Merri said: Since DMV was willing to change my name on my driver's license, but some of the credit card companies would not change my name without a court order, I don't "match." I retained my maiden name when I got married. Five years later, I took my husband's last name on our anniversary. The law, in my state anyway, is clear on the requirements and there is no requirement to have a court order to change your name. You may simply start using whatever name you wish to, as long as you are doing so to commit fraud. That said, I figured it was a) easier to make the adminstrative functions of all the companies I do business with happy, by presenting them with a copy of the court order, and b) the court order document made for a nice presentation to my husband over our anniversary dinner.Since there was a court order done in my case, two entities decided they require a copy of it to make the change. One was the mortgage (probably partly to do with the registry of the deed) and the other is my passport. ALL my credit card accounts accepted me at my word and changed the name without a court order. I suggest that you call them all again, and have the CSR get their supervisor if necessary.And then again, if it's easier to get the court order, this is a simple process. You want to see the probate court in your district, there's a simple form you fill out, and file with a fee (in NH it was $25, I think) and then you'll be placed on the docket and be notified of an appointment to meet with the judge. It's basically a big rubber stamp experience. Hold onto the official copy of the document. Many companies will accept a copy of this, without the embossed seal, but the few entities that require an official one (Social Security) usually only want to SEE it, not necessarily keep it. A few will need to keep it (like the passport authority), so if you know you need to provide a keeper, plan that ahead and pay the fee to have a couple official copies provided. Otherwise, you can simply order them by mail when you need them.MHF

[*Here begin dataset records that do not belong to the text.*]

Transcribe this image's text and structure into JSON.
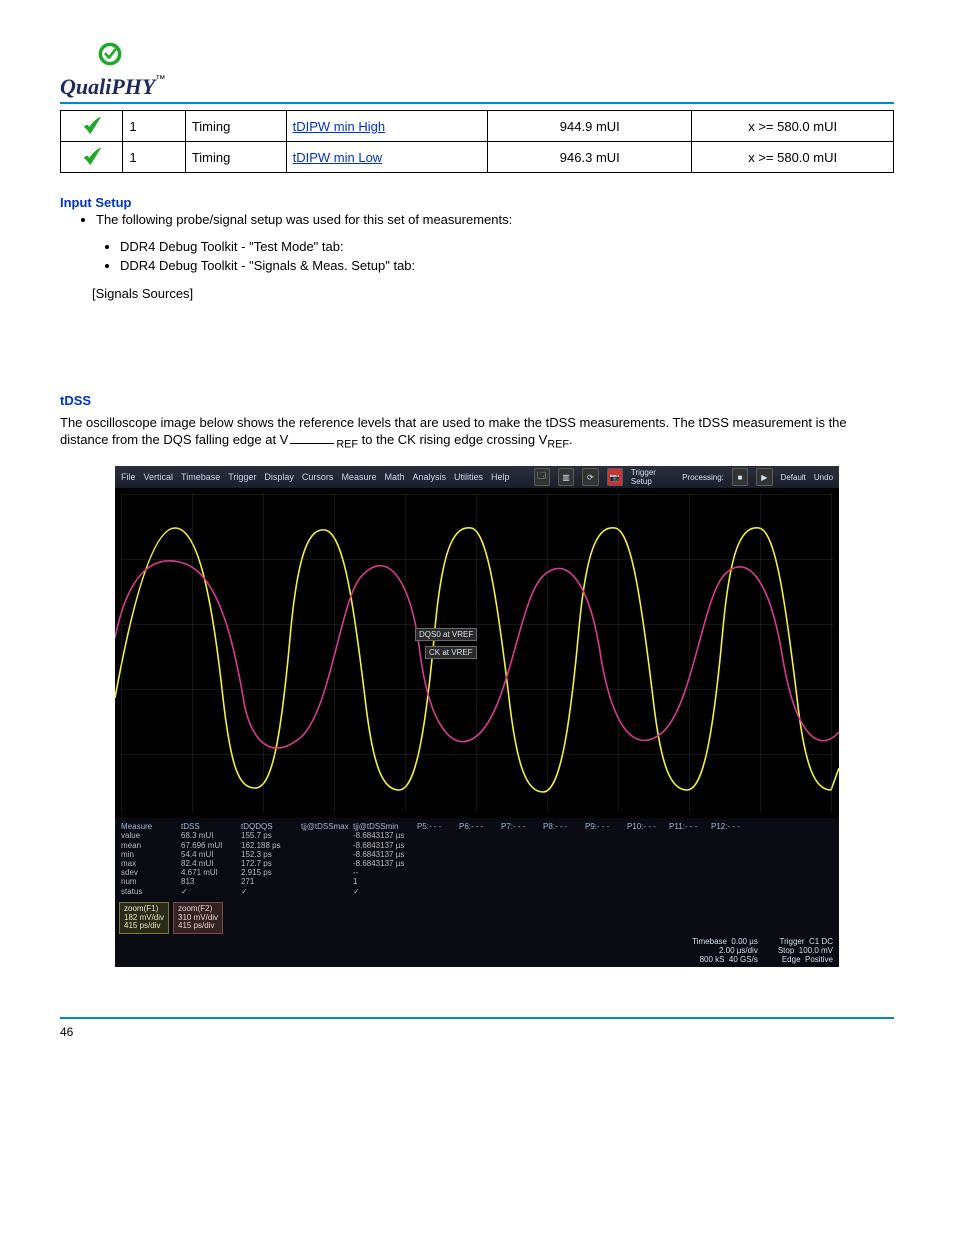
{
  "logo": {
    "text": "QualiPHY",
    "tm": "™"
  },
  "table_rows": [
    {
      "count": "1",
      "cat": "Timing",
      "name": "tDIPW min High",
      "value": "944.9 mUI",
      "limit": "x >= 580.0 mUI"
    },
    {
      "count": "1",
      "cat": "Timing",
      "name": "tDIPW min Low",
      "value": "946.3 mUI",
      "limit": "x >= 580.0 mUI"
    }
  ],
  "section_input": {
    "heading": "Input Setup",
    "bullets_top": [
      "The following probe/signal setup was used for this set of measurements:"
    ],
    "sub_bullets": [
      "DDR4 Debug Toolkit - \"Test Mode\" tab:",
      "DDR4 Debug Toolkit - \"Signals & Meas. Setup\" tab:"
    ],
    "signals_label": "[Signals Sources]"
  },
  "section_tdss": {
    "heading": "tDSS",
    "para": "The oscilloscope image below shows the reference levels that are used to make the tDSS measurements. The tDSS measurement is the distance from the DQS falling edge at V",
    "para_sub1": "REF",
    "para_mid": " to the CK rising edge crossing V",
    "para_sub2": "REF",
    "para_end": "."
  },
  "wave_labels": {
    "top": "DQS0 at VREF",
    "bottom": "CK at VREF"
  },
  "menubar": [
    "File",
    "Vertical",
    "Timebase",
    "Trigger",
    "Display",
    "Cursors",
    "Measure",
    "Math",
    "Analysis",
    "Utilities",
    "Help"
  ],
  "menu_right": {
    "trigger": "Trigger Setup",
    "processing": "Processing:",
    "default": "Default",
    "undo": "Undo"
  },
  "measure": {
    "headers": [
      "Measure",
      "tDSS",
      "tDQDQS",
      "tjj@tDSSmax",
      "tjj@tDSSmin",
      "P5:- - -",
      "P6:- - -",
      "P7:- - -",
      "P8:- - -",
      "P9:- - -",
      "P10:- - -",
      "P11:- - -",
      "P12:- - -"
    ],
    "rows": [
      [
        "value",
        "68.3 mUI",
        "155.7 ps",
        "",
        "-8.6843137 µs",
        "",
        "",
        "",
        "",
        "",
        "",
        "",
        ""
      ],
      [
        "mean",
        "67.696 mUI",
        "162.188 ps",
        "",
        "-8.6843137 µs",
        "",
        "",
        "",
        "",
        "",
        "",
        "",
        ""
      ],
      [
        "min",
        "54.4 mUI",
        "152.3 ps",
        "",
        "-8.6843137 µs",
        "",
        "",
        "",
        "",
        "",
        "",
        "",
        ""
      ],
      [
        "max",
        "82.4 mUI",
        "172.7 ps",
        "",
        "-8.6843137 µs",
        "",
        "",
        "",
        "",
        "",
        "",
        "",
        ""
      ],
      [
        "sdev",
        "4.671 mUI",
        "2.915 ps",
        "",
        "--",
        "",
        "",
        "",
        "",
        "",
        "",
        "",
        ""
      ],
      [
        "num",
        "813",
        "271",
        "",
        "1",
        "",
        "",
        "",
        "",
        "",
        "",
        "",
        ""
      ],
      [
        "status",
        "✓",
        "✓",
        "",
        "✓",
        "",
        "",
        "",
        "",
        "",
        "",
        "",
        ""
      ]
    ]
  },
  "zoom": [
    {
      "title": "zoom(F1)",
      "v": "182 mV/div",
      "t": "415 ps/div"
    },
    {
      "title": "zoom(F2)",
      "v": "310 mV/div",
      "t": "415 ps/div"
    }
  ],
  "footer_scope": {
    "timebase": {
      "label": "Timebase",
      "v1": "0.00 µs",
      "v2": "2.00 µs/div",
      "v3": "800 kS",
      "v4": "40 GS/s"
    },
    "trigger": {
      "label": "Trigger",
      "v1": "C1 DC",
      "v2": "Stop",
      "v3": "100.0 mV",
      "v4": "Edge",
      "v5": "Positive"
    }
  },
  "page_footer": "46"
}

You may simply start using whatever name you wish to, as long as you are doing so to commit fraud. Missed the Preview button... that should have said NOT doing it to commit fraud....:oMore MuddleHeaded than usual, but still a Fool!